Naomi is not only an incredible teacher (I’ve been on her River Cottage Advanced Gluten Free Cooking course) but she is also the author or River Cottage Gluten Free, a fabulous book with the most delicious recipes.
In addition she just so happens to be a nutritionist and a dab hand at fermenting. All in all she is one incredibly inspiring person to learn from.
When I was offered the opportunity to attend her seasonal nutrition course I jumped at it; not only do I love River Cottage in all its rural glory, but I love to learn, and I knew that I would learn a lot from Naomi.
I wasn’t disappointed…
The day started well. Incredibly well in fact.
Whilst waiting for the tractor to take us down to the River Cottage HQ (yes, you have to ride a trailer to take you from the car park to the cookery school) Hugh appeared and wished us all a great day! I was too embarrassed to ask for a photo so you’ll just have to believe me…
We got started on the cooking straight away, after a little platter of fresh tomatoes, goats cheese and herbs from the River Cottage garden.
On the menu was kimchi (a korean fermented dish much like sauerkraut but much more delicious), shakshuka (a delicious Israeli tomato sauce with eggs), teff pancakes, cheesecake made with labneh (thick strained yoghurt) and a quinoa salad with home-made dukkah.

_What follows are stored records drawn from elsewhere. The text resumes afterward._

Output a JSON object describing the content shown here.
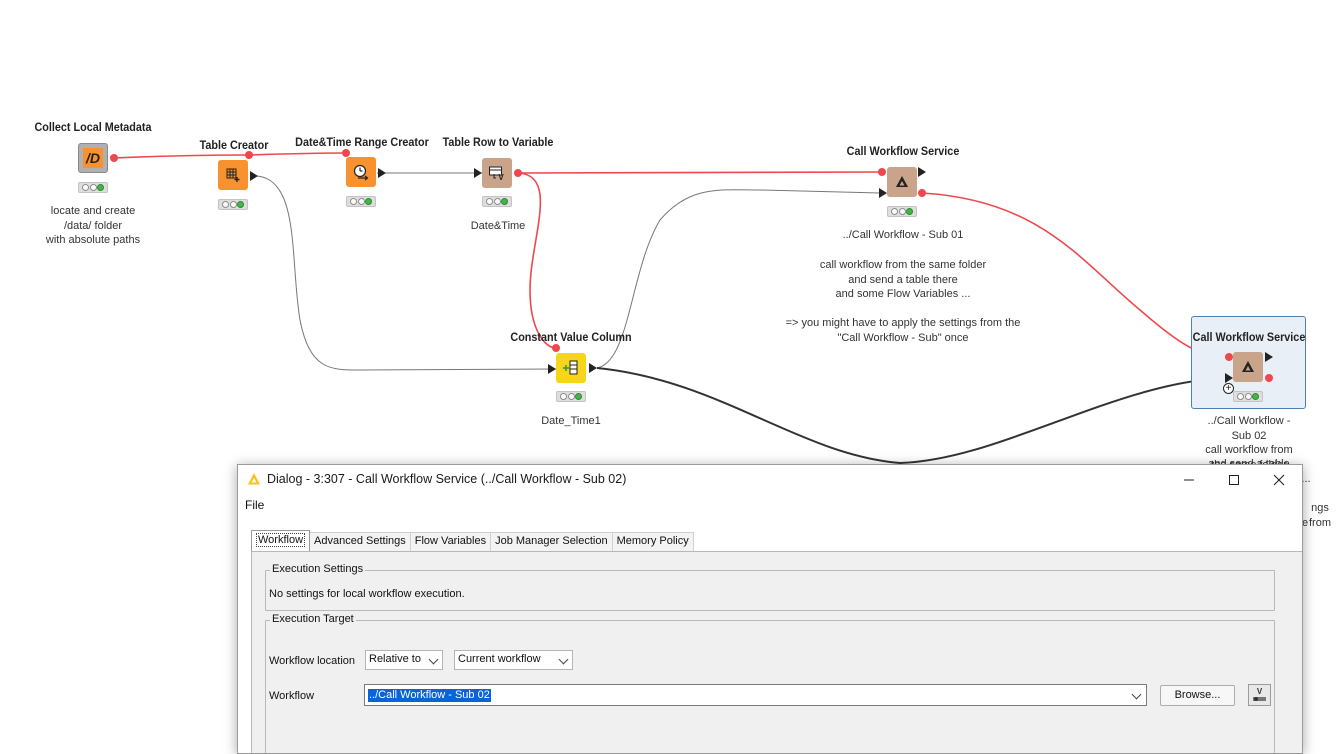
{
  "nodes": {
    "collect_local_metadata": {
      "title": "Collect Local Metadata",
      "label": "locate and create\n/data/ folder\nwith absolute paths",
      "color": "#b0b0b0"
    },
    "table_creator": {
      "title": "Table Creator",
      "color": "#f7922e"
    },
    "datetime_range_creator": {
      "title": "Date&Time Range Creator",
      "color": "#f7922e"
    },
    "table_row_to_variable": {
      "title": "Table Row to Variable",
      "label": "Date&Time",
      "color": "#c9a38a"
    },
    "call_workflow_service_1": {
      "title": "Call Workflow Service",
      "label": "../Call Workflow - Sub 01",
      "color": "#c9a38a"
    },
    "constant_value_column": {
      "title": "Constant Value Column",
      "label": "Date_Time1",
      "color": "#f7d51a"
    },
    "call_workflow_service_2": {
      "title": "Call Workflow Service",
      "label": "../Call Workflow - Sub 02",
      "color": "#c9a38a"
    }
  },
  "annotations": {
    "sub01_note": "call workflow from the same folder\nand send a table there\nand some Flow Variables ...\n\n=> you might have to apply the settings from the\n\"Call Workflow - Sub\" once",
    "sub02_note_line1": "call workflow from the same folder",
    "sub02_note_line2": "and send a table there",
    "sub02_note_line3": "...",
    "sub02_note_fragment_1": "ngs from",
    "sub02_note_fragment_2": "e"
  },
  "dialog": {
    "title": "Dialog - 3:307 - Call Workflow Service (../Call Workflow - Sub 02)",
    "menu_file": "File",
    "tabs": [
      "Workflow",
      "Advanced Settings",
      "Flow Variables",
      "Job Manager Selection",
      "Memory Policy"
    ],
    "execution_settings": {
      "group_title": "Execution Settings",
      "message": "No settings for local workflow execution."
    },
    "execution_target": {
      "group_title": "Execution Target",
      "workflow_location_label": "Workflow location",
      "location_mode": "Relative to",
      "location_base": "Current workflow",
      "workflow_label": "Workflow",
      "workflow_value": "../Call Workflow - Sub 02",
      "browse_label": "Browse..."
    }
  },
  "colors": {
    "variable_connection": "#f0474e",
    "data_connection": "#222222",
    "selection_border": "#4d7fb5"
  }
}
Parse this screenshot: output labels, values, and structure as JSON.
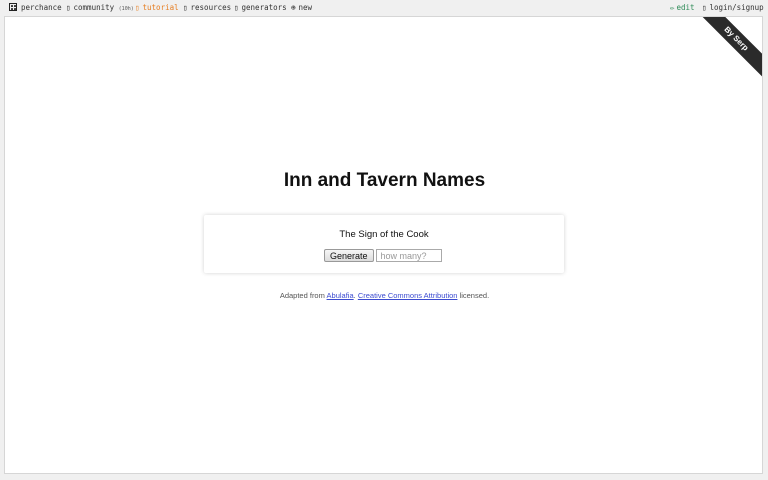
{
  "topbar": {
    "brand": "perchance",
    "community_label": "community",
    "community_count": "(10h)",
    "tutorial": "tutorial",
    "resources": "resources",
    "generators": "generators",
    "new_label": "new",
    "edit": "edit",
    "login": "login/signup"
  },
  "ribbon": "By Serp",
  "page": {
    "title": "Inn and Tavern Names",
    "result": "The Sign of the Cook",
    "generate_label": "Generate",
    "count_placeholder": "how many?"
  },
  "footer": {
    "prefix": "Adapted from",
    "link1": "Abulafia",
    "sep": ".",
    "link2": "Creative Commons Attribution",
    "suffix": "licensed."
  },
  "colors": {
    "tutorial": "#e67e22",
    "edit": "#2e8b57",
    "link": "#3b4bd0",
    "ribbon": "#2b2b2b"
  }
}
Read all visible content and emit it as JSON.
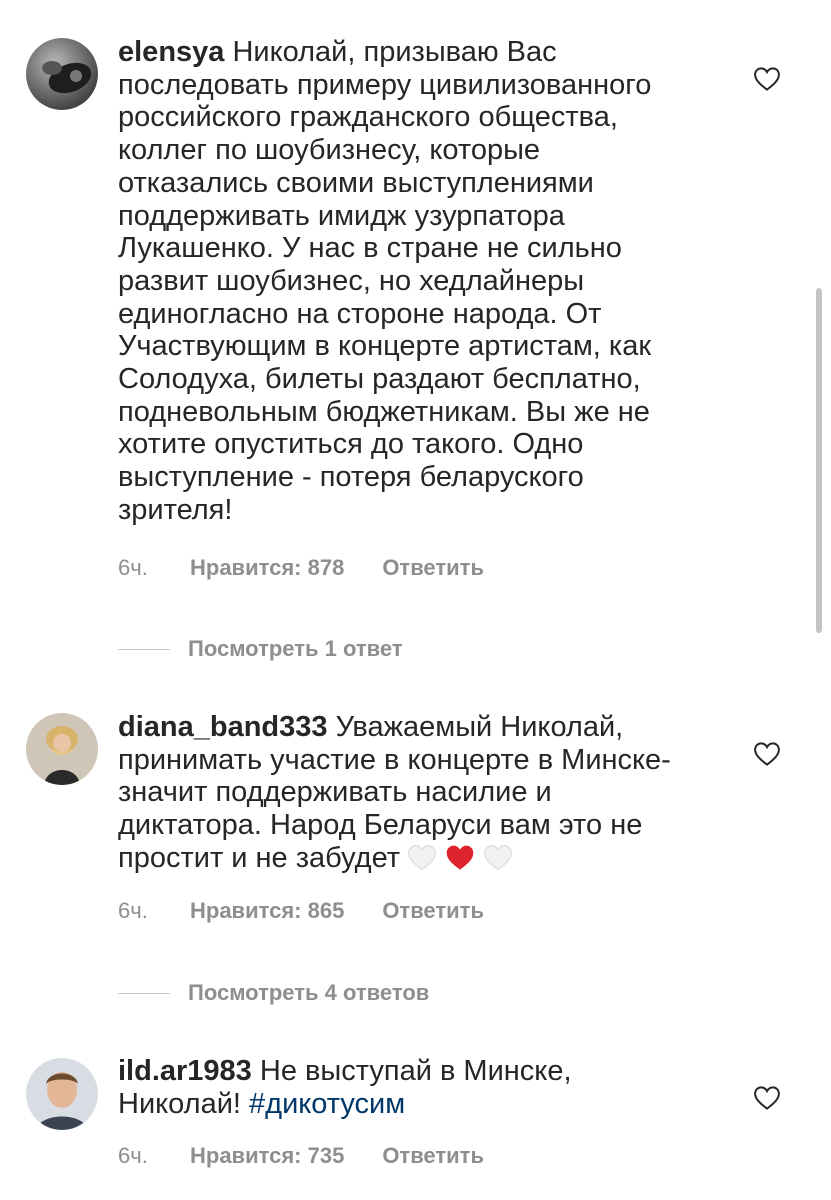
{
  "comments": [
    {
      "username": "elensya",
      "text": "Николай, призываю Вас\nпоследовать примеру цивилизованного\nроссийского гражданского общества,\nколлег по шоубизнесу, которые\nотказались своими выступлениями\nподдерживать имидж узурпатора\nЛукашенко. У нас в стране не сильно\nразвит шоубизнес, но хедлайнеры\nединогласно на стороне народа. От\nУчаствующим в концерте артистам, как\nСолодуха, билеты раздают бесплатно,\nподневольным бюджетникам. Вы же  не\nхотите опуститься до такого. Одно\nвыступление - потеря беларуского\nзрителя!",
      "time": "6ч.",
      "likes": "Нравится: 878",
      "reply": "Ответить",
      "view_replies": "Посмотреть 1 ответ"
    },
    {
      "username": "diana_band333",
      "text": "Уважаемый Николай,\nпринимать участие в концерте в Минске-\nзначит поддерживать насилие и\nдиктатора. Народ Беларуси вам это не\nпростит и не забудет",
      "emojis": [
        "white-heart",
        "red-heart",
        "white-heart"
      ],
      "time": "6ч.",
      "likes": "Нравится: 865",
      "reply": "Ответить",
      "view_replies": "Посмотреть 4 ответов"
    },
    {
      "username": "ild.ar1983",
      "text": "Не выступай в Минске,\nНиколай!",
      "hashtag": "#дикотусим",
      "time": "6ч.",
      "likes": "Нравится: 735",
      "reply": "Ответить"
    }
  ],
  "colors": {
    "text": "#262626",
    "meta": "#8e8e8e",
    "hashtag": "#00376b",
    "heart_red": "#e0242e"
  }
}
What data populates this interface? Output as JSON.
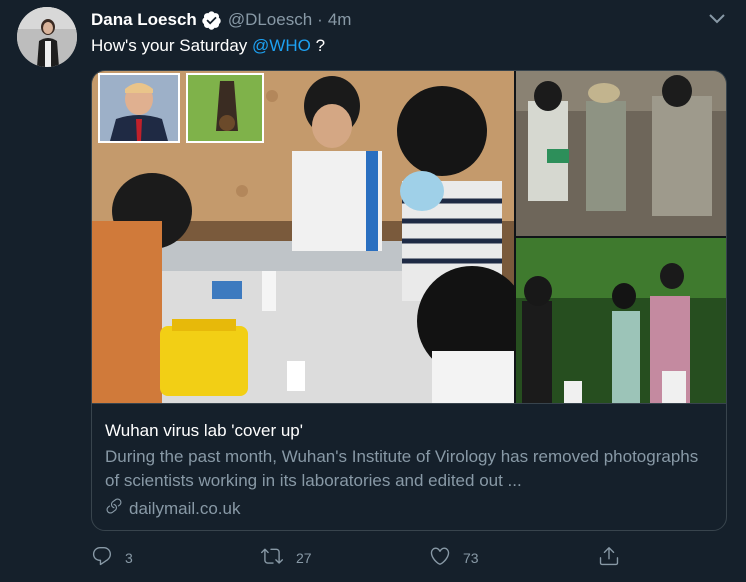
{
  "tweet": {
    "author_name": "Dana Loesch",
    "author_handle": "@DLoesch",
    "separator": "·",
    "timestamp": "4m",
    "text_before": "How's your Saturday ",
    "mention": "@WHO",
    "text_after": " ?"
  },
  "card": {
    "title": "Wuhan virus lab 'cover up'",
    "description": "During the past month, Wuhan's Institute of Virology has removed photographs of scientists working in its laboratories and edited out ...",
    "domain": "dailymail.co.uk"
  },
  "actions": {
    "replies": "3",
    "retweets": "27",
    "likes": "73"
  },
  "icons": {
    "verified": "verified-badge-icon",
    "caret": "chevron-down-icon",
    "link": "link-icon",
    "reply": "reply-icon",
    "retweet": "retweet-icon",
    "like": "heart-icon",
    "share": "share-icon"
  },
  "colors": {
    "background": "#15202b",
    "accent": "#1da1f2",
    "muted": "#8899a6",
    "border": "#38444d"
  }
}
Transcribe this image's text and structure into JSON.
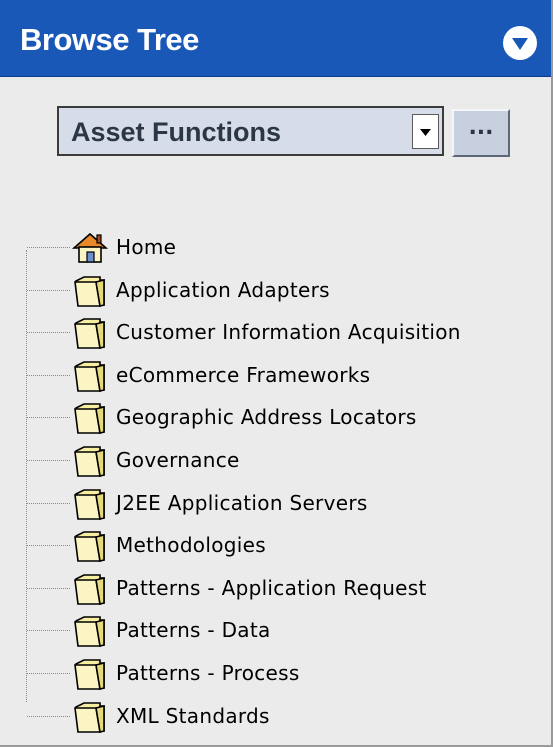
{
  "header": {
    "title": "Browse Tree",
    "collapse_icon": "chevron-down-circle-icon"
  },
  "selector": {
    "value": "Asset Functions",
    "more_label": "..."
  },
  "tree": {
    "items": [
      {
        "label": "Home",
        "icon": "home-icon"
      },
      {
        "label": "Application Adapters",
        "icon": "folder-icon"
      },
      {
        "label": "Customer Information Acquisition",
        "icon": "folder-icon"
      },
      {
        "label": "eCommerce Frameworks",
        "icon": "folder-icon"
      },
      {
        "label": "Geographic Address Locators",
        "icon": "folder-icon"
      },
      {
        "label": "Governance",
        "icon": "folder-icon"
      },
      {
        "label": "J2EE Application Servers",
        "icon": "folder-icon"
      },
      {
        "label": "Methodologies",
        "icon": "folder-icon"
      },
      {
        "label": "Patterns - Application Request",
        "icon": "folder-icon"
      },
      {
        "label": "Patterns - Data",
        "icon": "folder-icon"
      },
      {
        "label": "Patterns - Process",
        "icon": "folder-icon"
      },
      {
        "label": "XML Standards",
        "icon": "folder-icon"
      }
    ]
  },
  "colors": {
    "header_bg": "#1a58b8",
    "panel_bg": "#ebebeb",
    "folder_fill": "#f7eea2"
  }
}
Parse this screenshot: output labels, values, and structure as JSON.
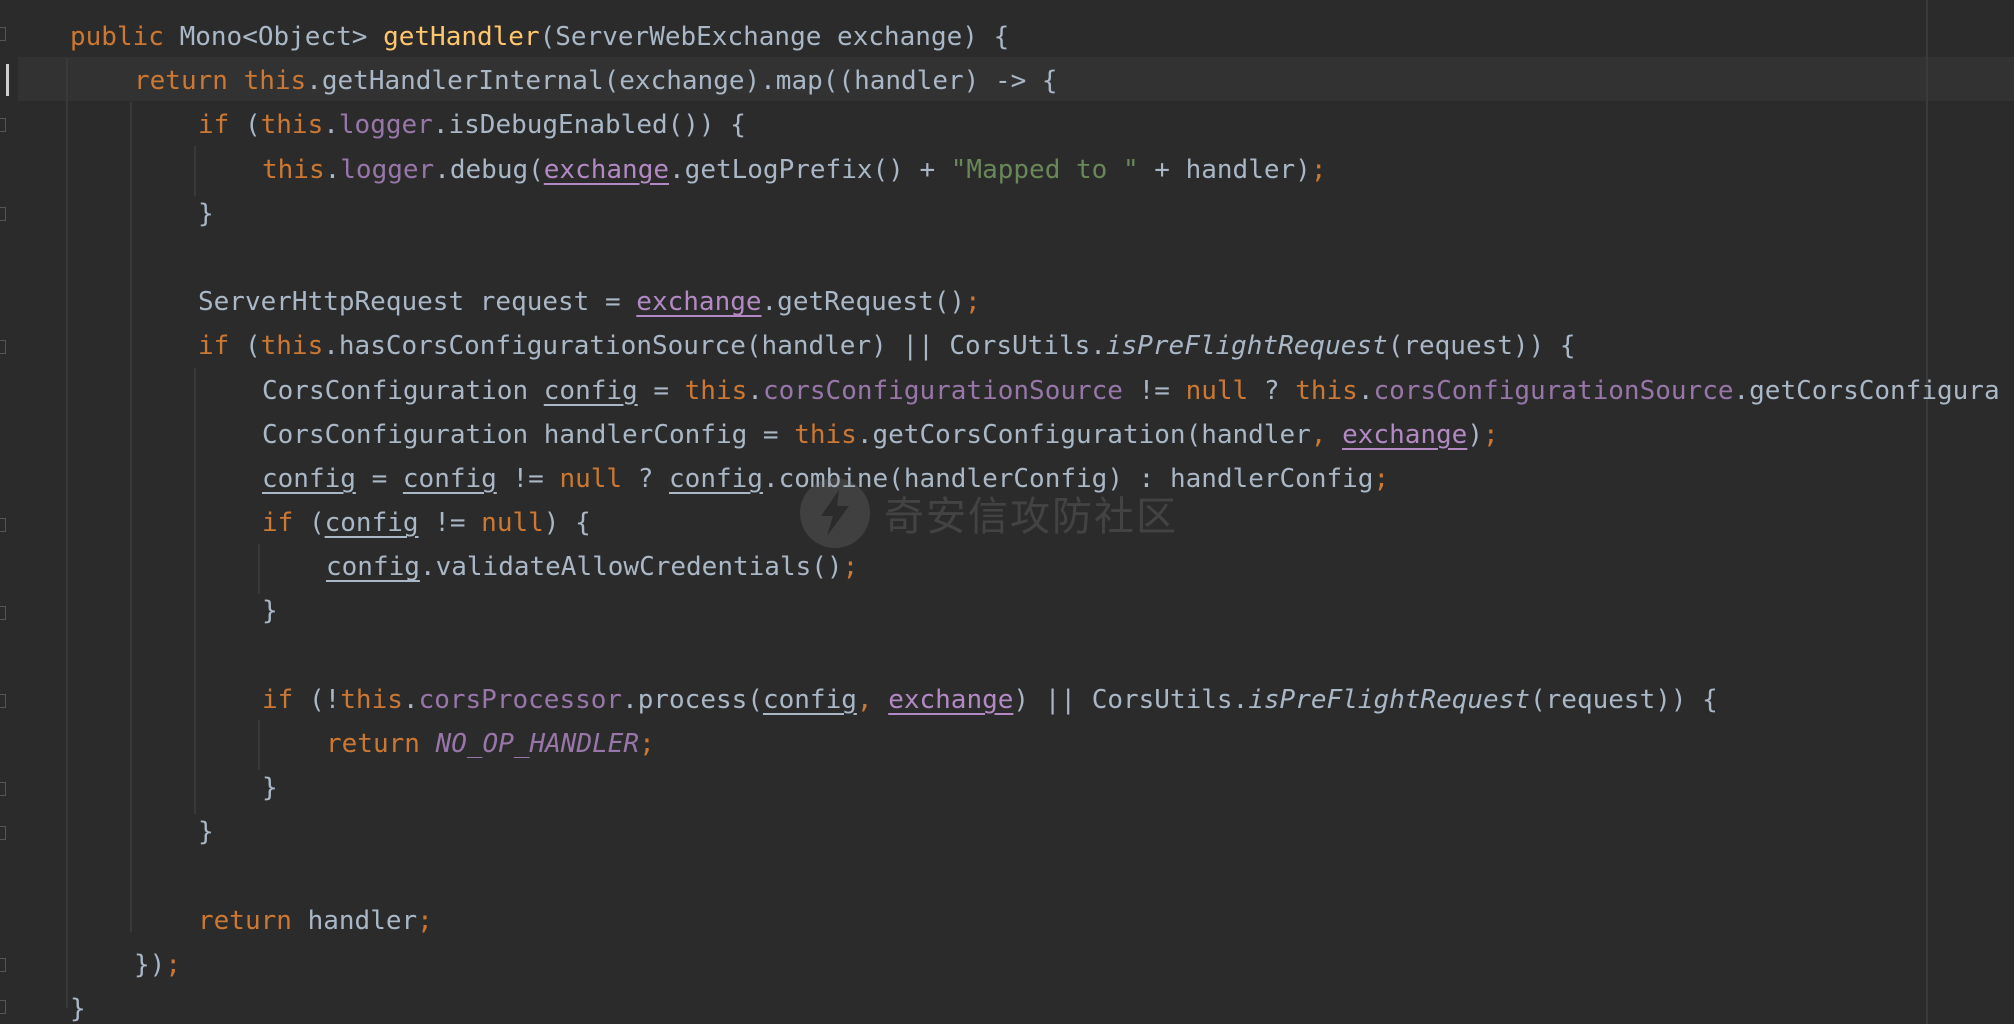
{
  "editor": {
    "watermark": "奇安信攻防社区",
    "lines": [
      [
        "public",
        " Mono<Object> ",
        "getHandler",
        "(ServerWebExchange exchange) {"
      ],
      [
        "return",
        " ",
        "this",
        ".getHandlerInternal(exchange).map((handler) -> {"
      ],
      [
        "if",
        " (",
        "this",
        ".",
        "logger",
        ".isDebugEnabled()) {"
      ],
      [
        "this",
        ".",
        "logger",
        ".debug(",
        "exchange",
        ".getLogPrefix() + ",
        "\"Mapped to \"",
        " + handler)",
        ";"
      ],
      [
        "}"
      ],
      [
        ""
      ],
      [
        "ServerHttpRequest request = ",
        "exchange",
        ".getRequest()",
        ";"
      ],
      [
        "if",
        " (",
        "this",
        ".hasCorsConfigurationSource(handler) || CorsUtils.",
        "isPreFlightRequest",
        "(request)) {"
      ],
      [
        "CorsConfiguration ",
        "config",
        " = ",
        "this",
        ".",
        "corsConfigurationSource",
        " != ",
        "null",
        " ? ",
        "this",
        ".",
        "corsConfigurationSource",
        ".getCorsConfigura"
      ],
      [
        "CorsConfiguration handlerConfig = ",
        "this",
        ".getCorsConfiguration(handler",
        ",",
        " ",
        "exchange",
        ")",
        ";"
      ],
      [
        "config",
        " = ",
        "config",
        " != ",
        "null",
        " ? ",
        "config",
        ".combine(handlerConfig) : handlerConfig",
        ";"
      ],
      [
        "if",
        " (",
        "config",
        " != ",
        "null",
        ") {"
      ],
      [
        "config",
        ".validateAllowCredentials()",
        ";"
      ],
      [
        "}"
      ],
      [
        ""
      ],
      [
        "if",
        " (!",
        "this",
        ".",
        "corsProcessor",
        ".process(",
        "config",
        ",",
        " ",
        "exchange",
        ") || CorsUtils.",
        "isPreFlightRequest",
        "(request)) {"
      ],
      [
        "return",
        " ",
        "NO_OP_HANDLER",
        ";"
      ],
      [
        "}"
      ],
      [
        "}"
      ],
      [
        ""
      ],
      [
        "return",
        " handler",
        ";"
      ],
      [
        "})",
        ";"
      ],
      [
        "}"
      ]
    ]
  }
}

Along the way, Naomi talked to us about good and bad fats, the issue with sugar and sugar alternatives, why you should soak most grains before cooking them and the benefits of ‘good’ bacteria in our gut (and which foods to eat to assist their growth).
I learnt that toasting buckwheat flour removes the saponins (the soap-like substance that is found on the outer surface of buckwheat and other non gluten containing grains like quinoa) and the bitter taste that it can sometimes have; I learnt that ground flax seeds aid digestion whereas when they are left whole they just pass straight through us with no benefits as the nutrients are not absorbed; I learnt that nigella and cumin seeds were calming to the gut and that slow roasting high FODMAP foods transforms the carbohydrates to sugar making them easier to digest.
In addition to all of that learning, I had a wonderful day of cooking and a chance to explore the gardens.
Naomi patiently showed us how to create each dish and then set us off in pairs to have a go ourselves. She also adapted recipes for those of us with more restricted diets and in her usual calm way took in her stride every problem that arose.
All the food we cooked on the course was gluten-free (Naomi has coeliac disease) and showed how many options there are open to those of us who avoid gluten. You certainly wouldn’t need to be gluten-free to enjoy the course. Too many people in the West rely heavily on wheat, and learning about alternative grains is something that I think everyone would benefit from.
All in all I can’t recommend the course enough. It was a tiring, but relaxing day of cooking and I learnt a lot about how to eat more healthily.
I was offered to attend this course for free but this did not affect my review. I only ever post my honest opinion and all words are my own.